The first shots were not fired in the west until Easter Tuesday, but the role played by Galway rebels who held the largest territory outside of Dublin was recalled at Easter Monday's 1916 centenary at Athenry Castle.
Minister for Education Jan O’Sullivan led the wreath-laying ceremony- timed to coincide with similar State events in Dublin, Cork, Ashbourne, Co Meath, and Enniscorthy, Co Wexford – marking the start of the Rising in 1916.
In bright sunshine, several thousand people witnessed Ms O'Sullivan and Galway county cathaoirleach Peter Roche unveil a commemorative sculpture by Gort artist Jethro Sheen, entitled Macnamh which depicts Cúchulainn.
Athenry tidy town volunteers had laboured over the weekend to prepare the venue, which was focal point for the insurrection based around Clarenbridge, Oranmore and the Department of Agriculture's "model farm" – now the Teagasc campus.
Up to 700 Irish Volunteers were "poorly armed" with as many hayforks and pikes among the rifles, revolvers and shotguns, but the county never surrendered, and 38-year-old Constable Patrick Whelan of Eglinton Street barracks was the sole fatality.
When the HMS Laburnum began firing from Galway Bay, leader Liam Mellows led a retreat to Moyode Castle – with eventual disbandment at Limepark at the end of the week.
James Ward, grandson of Mellows's driver of the same name, was among relatives at the event, as was Patrick Howley, son of Peter Howley of Limepark.
Brian Quinn, grandson of Mary Anne Rooney of Cumann na mBan, was also present, as was Lily Walsh, daughter of Irish Volunteer Pat Walsh of Carnmore.
Active and retired members of the Defence Forces from Dún Uí Mhaoilíosa barracks, named after Mellows, in Renmore, participated in the programme drawn up Galway county secretary Michael Owens and Galway GAA chairman and former Fianna Fáil TD Noel Treacy.
Although fences, security and large screen relay equipment hampered the actual view, the good-humoured crowd gave one of the loudest cheers for uilleann piper Ger Fahy, who played the haunting Gealadh an Lae (New Dawn).
Commdt Frank Flannery read the Proclamation, and Cpl Joseph Hession played the Piper's Lament , followed by the Last Post with Sgt Michael McLoughlin and Sgt David Colgan and the raising of the Tricolour by Lt Seamus Shannon.
The national anthem was played by St Patrick's Brass band, and there were some gasps and laughs when one sole plane marked the Air Corps "fly-past".
Earlier, Patrick Pearse's spiritual retreat at Ros Muc in Connemara was venue for a live broadcast by Raidió na Gaeltachta's current affairs programme Adhmhaidin, which relayed a special address by President Michael D Higgins.
Galway teacher Deirbhile Ní Bhrolcháin, one of the programme's guests, brought a piece of a Mauser gun from the original Asgard.
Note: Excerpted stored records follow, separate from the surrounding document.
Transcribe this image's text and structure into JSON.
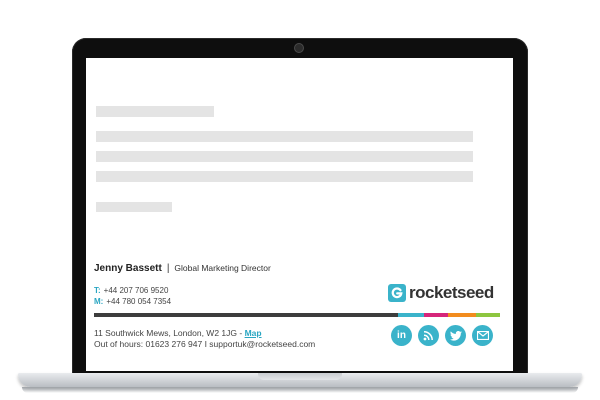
{
  "signature": {
    "name": "Jenny Bassett",
    "separator": "|",
    "job_title": "Global Marketing Director",
    "phone_label": "T:",
    "phone": "+44 207 706 9520",
    "mobile_label": "M:",
    "mobile": "+44 780 054 7354",
    "address": "11 Southwick Mews, London, W2 1JG - ",
    "map_link": "Map",
    "out_of_hours": "Out of hours: 01623 276 947 I supportuk@rocketseed.com"
  },
  "logo": {
    "text": "rocketseed"
  },
  "social_icons": [
    "linkedin-icon",
    "rss-icon",
    "twitter-icon",
    "email-icon"
  ],
  "colors": {
    "accent": "#3ab3ca",
    "bar_dark": "#3d3d3d",
    "bar_teal": "#3ab3ca",
    "bar_magenta": "#d6257a",
    "bar_orange": "#f28c1e",
    "bar_green": "#8dc63f"
  }
}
The weapon was one of two kept by her grandfather, Pádraig Ó Brolcháín, who cycled to Howth to help with the landing. His wife Máire Ní Chillín had once taught Irish to Maud Gonne.
Historians Prof Gearóid Ó Tuathaigh of NUIG and Cormac Ó Comhraí , author of the recently published Sa Bhearna Bhaoil: Gaillimh 1913-1923, were contributors, as was journalist Seosamh Ó Cuaig, related to Irish Volunteer Colm Ó Gaora and Fearghas Mac Lochlainn, great grand-nephew of Pearse.
Mr Ó Cuaig had organised a commemorative cycle from Ros Muc to Liam Mellows’s headquarters in the east Galway village of Killeeneen at the weekend - marking a bike dash by Ó Gaora in 1916.
Mr MacLochlainn, who read the Proclamation on air, is principal of Scoil Sailearna in Indreabhán, where an art installation by Dara McGee currently depicts seven life-size depictions of the Proclamation signatories. Local builder Liam O’Doherty provided the materials, and the exhibition will remain in situ for some weeks.
A new interpretative centre, Culturlann Chonamara, is being built by State agencies close to the Pearse cottage at an Aill Mhór, which he acquired in 1909 and last visited in 1915.